On the other hand, a sub-directory (http://yoursite.com/newsletter) is a folder within your main site, and is considered to be part of your main site. So every link that points to a sub-directory page will count as a link to your main domain.
In fact, with sub-directories, if you already have a keyword-rich domain name, you can use that keyword in your sub-directory name AND in the name of the file itself, like:
Talk about a “keyword punch!”
That’s why — in most cases — you’ll want to use a sub-directory when you create new content to help build up your site’s link popularity and gain better rankings in the search engines.
This rule also applies to any blog you start. You’ll get a huge boost in the search engines if you set up your blog as a directory of your main site. (Such as: http://yoursitename/yourblogname.)
And don’t forget to include one of your top keyword phrases in the blog name! This will go a long way to helping you build up the brand and authority of your website.
That being said, there IS one particular instance where it’s better for you to use a sub-domain — and that’s when you’re running a pay-per-click campaign.
Sub-domains work really well for pay-per-click ads because you can create a separate keyword-rich sub-domain name for each ad you run. For example, if your keyword is “dog training tips,” you should send people who click on your ad to the sub-domain, http://dogtrainingtips.yoursite.com.
This will carry a lot of weight with your target market because they’ll be able to see the keyword in the ad copy itself — as well as in the URL at the end.
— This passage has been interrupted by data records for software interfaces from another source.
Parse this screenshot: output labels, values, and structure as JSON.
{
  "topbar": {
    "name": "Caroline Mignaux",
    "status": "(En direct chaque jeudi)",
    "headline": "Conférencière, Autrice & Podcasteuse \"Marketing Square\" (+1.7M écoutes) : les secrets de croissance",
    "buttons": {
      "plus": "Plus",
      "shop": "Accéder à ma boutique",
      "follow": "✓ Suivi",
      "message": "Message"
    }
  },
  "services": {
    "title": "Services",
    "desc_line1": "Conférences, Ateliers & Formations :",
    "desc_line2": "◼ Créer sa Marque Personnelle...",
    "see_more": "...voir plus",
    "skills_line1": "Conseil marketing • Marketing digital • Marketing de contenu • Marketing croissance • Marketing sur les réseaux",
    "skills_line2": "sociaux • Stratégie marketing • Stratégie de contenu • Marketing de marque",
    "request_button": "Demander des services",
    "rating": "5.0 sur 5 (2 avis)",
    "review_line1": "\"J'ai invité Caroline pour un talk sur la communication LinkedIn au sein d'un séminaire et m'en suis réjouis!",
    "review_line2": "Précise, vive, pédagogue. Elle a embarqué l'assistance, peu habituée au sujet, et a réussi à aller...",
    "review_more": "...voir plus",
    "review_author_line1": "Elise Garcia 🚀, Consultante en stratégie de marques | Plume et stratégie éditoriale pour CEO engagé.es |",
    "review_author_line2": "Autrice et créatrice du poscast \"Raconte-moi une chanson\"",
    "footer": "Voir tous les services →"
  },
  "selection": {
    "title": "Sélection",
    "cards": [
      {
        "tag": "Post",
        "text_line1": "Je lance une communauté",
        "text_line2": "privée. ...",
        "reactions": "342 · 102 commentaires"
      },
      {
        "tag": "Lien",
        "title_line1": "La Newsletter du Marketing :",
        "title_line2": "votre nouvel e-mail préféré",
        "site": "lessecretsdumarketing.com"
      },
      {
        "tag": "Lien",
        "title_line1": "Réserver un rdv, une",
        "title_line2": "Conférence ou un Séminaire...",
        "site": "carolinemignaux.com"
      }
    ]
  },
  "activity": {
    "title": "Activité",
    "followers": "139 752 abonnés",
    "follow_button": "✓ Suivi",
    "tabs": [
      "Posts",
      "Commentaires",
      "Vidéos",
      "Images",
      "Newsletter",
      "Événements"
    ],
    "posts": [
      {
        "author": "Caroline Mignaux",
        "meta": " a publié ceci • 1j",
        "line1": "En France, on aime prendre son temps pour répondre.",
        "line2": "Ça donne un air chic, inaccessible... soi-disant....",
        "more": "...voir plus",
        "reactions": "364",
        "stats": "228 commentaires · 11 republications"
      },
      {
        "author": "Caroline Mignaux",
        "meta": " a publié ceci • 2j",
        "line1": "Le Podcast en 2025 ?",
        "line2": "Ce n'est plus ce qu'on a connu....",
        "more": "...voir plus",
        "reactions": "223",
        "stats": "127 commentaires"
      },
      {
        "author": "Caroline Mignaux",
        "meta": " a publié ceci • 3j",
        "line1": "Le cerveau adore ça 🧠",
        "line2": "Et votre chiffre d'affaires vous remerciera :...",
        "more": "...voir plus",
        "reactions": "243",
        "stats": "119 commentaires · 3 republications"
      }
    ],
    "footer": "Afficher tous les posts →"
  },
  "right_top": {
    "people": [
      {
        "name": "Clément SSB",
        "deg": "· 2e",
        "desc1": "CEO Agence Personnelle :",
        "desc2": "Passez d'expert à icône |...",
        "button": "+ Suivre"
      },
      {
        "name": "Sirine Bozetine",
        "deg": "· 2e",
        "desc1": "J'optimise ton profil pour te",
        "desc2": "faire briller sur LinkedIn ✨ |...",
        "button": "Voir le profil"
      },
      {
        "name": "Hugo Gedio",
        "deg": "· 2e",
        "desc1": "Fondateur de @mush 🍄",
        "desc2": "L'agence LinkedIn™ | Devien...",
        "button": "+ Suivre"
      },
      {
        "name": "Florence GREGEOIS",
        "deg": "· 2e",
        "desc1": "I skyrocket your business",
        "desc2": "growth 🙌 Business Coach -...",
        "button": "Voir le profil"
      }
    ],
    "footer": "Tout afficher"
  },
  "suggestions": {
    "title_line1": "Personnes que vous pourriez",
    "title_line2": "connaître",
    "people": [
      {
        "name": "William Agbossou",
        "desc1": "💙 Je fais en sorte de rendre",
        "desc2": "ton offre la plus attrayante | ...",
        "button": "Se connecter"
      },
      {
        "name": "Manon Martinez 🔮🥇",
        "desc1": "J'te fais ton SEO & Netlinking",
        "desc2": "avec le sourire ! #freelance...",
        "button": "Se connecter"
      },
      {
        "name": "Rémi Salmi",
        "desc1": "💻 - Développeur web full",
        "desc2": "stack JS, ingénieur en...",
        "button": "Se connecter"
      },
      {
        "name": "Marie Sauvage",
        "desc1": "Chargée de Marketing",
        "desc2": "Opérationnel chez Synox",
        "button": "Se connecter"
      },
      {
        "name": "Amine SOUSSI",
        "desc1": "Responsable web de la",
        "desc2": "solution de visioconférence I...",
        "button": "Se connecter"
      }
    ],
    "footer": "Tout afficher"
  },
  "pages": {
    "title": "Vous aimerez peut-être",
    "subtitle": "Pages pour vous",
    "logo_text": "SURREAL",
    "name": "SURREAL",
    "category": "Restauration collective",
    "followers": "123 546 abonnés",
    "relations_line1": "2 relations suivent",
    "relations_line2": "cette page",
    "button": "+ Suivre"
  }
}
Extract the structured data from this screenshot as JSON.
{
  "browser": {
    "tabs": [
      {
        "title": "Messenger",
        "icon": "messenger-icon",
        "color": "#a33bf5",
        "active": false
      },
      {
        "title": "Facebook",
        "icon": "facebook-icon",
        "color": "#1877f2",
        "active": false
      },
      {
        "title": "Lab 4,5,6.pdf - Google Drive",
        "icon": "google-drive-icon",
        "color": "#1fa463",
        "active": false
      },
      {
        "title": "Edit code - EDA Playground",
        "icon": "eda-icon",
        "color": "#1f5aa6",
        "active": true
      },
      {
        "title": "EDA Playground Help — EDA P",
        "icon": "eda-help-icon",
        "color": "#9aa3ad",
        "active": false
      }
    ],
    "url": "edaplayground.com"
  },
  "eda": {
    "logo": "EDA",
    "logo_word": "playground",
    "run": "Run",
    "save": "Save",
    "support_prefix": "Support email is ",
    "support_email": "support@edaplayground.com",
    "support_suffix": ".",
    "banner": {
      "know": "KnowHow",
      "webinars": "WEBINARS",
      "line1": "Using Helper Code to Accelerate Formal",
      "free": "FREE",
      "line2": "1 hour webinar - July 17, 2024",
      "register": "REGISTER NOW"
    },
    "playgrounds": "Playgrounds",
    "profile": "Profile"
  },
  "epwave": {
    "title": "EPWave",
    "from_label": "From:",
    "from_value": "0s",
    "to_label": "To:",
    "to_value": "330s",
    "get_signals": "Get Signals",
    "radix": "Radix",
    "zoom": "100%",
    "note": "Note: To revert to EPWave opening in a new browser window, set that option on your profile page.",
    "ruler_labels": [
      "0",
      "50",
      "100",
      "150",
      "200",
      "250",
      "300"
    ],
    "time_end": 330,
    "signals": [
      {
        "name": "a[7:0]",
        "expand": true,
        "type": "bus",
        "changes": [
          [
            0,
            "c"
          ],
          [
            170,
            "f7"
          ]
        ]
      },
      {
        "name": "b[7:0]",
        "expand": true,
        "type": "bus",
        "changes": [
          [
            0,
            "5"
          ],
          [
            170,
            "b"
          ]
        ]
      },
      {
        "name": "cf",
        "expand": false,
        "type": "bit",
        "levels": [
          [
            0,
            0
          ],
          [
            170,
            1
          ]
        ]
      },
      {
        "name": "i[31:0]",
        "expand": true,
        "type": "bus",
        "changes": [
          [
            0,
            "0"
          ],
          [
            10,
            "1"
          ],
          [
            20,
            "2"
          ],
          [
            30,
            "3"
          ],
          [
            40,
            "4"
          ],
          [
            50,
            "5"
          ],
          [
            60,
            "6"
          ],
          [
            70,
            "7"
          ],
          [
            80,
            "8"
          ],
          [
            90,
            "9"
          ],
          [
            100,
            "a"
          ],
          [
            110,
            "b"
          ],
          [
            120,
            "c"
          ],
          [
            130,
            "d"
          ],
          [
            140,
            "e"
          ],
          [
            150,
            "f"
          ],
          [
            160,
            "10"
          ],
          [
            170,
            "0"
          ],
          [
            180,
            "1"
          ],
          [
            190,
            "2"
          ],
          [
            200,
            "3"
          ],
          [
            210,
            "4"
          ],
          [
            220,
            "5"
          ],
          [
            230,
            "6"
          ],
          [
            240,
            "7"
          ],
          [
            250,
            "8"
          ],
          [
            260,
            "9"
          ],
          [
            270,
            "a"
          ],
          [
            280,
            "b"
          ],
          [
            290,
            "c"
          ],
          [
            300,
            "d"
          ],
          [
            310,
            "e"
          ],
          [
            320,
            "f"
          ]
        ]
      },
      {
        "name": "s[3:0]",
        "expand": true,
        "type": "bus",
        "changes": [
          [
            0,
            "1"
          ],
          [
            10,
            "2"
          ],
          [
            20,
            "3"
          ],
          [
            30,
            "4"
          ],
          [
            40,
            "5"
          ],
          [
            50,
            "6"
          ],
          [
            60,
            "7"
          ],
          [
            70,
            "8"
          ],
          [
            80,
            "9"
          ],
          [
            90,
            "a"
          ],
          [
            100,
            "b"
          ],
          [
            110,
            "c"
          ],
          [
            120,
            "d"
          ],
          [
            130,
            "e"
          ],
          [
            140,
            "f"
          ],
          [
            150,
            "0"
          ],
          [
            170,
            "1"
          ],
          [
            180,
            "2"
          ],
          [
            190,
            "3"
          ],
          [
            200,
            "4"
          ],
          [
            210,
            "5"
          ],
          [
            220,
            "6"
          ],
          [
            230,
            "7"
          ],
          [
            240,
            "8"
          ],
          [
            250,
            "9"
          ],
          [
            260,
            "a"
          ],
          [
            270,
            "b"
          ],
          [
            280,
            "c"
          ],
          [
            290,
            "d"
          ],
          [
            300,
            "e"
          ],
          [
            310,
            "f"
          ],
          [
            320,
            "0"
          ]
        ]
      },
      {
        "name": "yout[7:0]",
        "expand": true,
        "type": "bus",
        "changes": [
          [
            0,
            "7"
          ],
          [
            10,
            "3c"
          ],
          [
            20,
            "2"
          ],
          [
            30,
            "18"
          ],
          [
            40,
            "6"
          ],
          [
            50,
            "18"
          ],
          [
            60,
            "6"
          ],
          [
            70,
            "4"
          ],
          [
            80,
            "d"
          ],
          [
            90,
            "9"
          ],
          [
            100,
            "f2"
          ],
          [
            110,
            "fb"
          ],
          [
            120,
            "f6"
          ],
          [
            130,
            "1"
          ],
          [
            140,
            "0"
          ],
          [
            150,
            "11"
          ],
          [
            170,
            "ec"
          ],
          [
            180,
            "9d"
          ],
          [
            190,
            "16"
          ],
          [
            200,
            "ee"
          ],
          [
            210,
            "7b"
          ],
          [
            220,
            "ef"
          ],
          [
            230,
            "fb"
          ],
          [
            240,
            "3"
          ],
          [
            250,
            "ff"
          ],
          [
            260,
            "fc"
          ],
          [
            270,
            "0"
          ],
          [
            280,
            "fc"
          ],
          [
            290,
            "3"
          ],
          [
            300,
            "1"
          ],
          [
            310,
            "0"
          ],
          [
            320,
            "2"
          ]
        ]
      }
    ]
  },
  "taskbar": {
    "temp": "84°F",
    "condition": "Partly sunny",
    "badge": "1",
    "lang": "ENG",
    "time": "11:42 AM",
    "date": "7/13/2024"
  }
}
And that will make your web page seem like a more credible and authoritative source of information.
(And of course every use of your keyword in the ad copy will appear in boldface, which will really grab people’s attention!)
So if you’ve been wondering which is better to use — sub-domains or sub-directories — here’s the answer: For link-building, use a sub-directory — and for pay-per-click campaigns, use a sub-domain.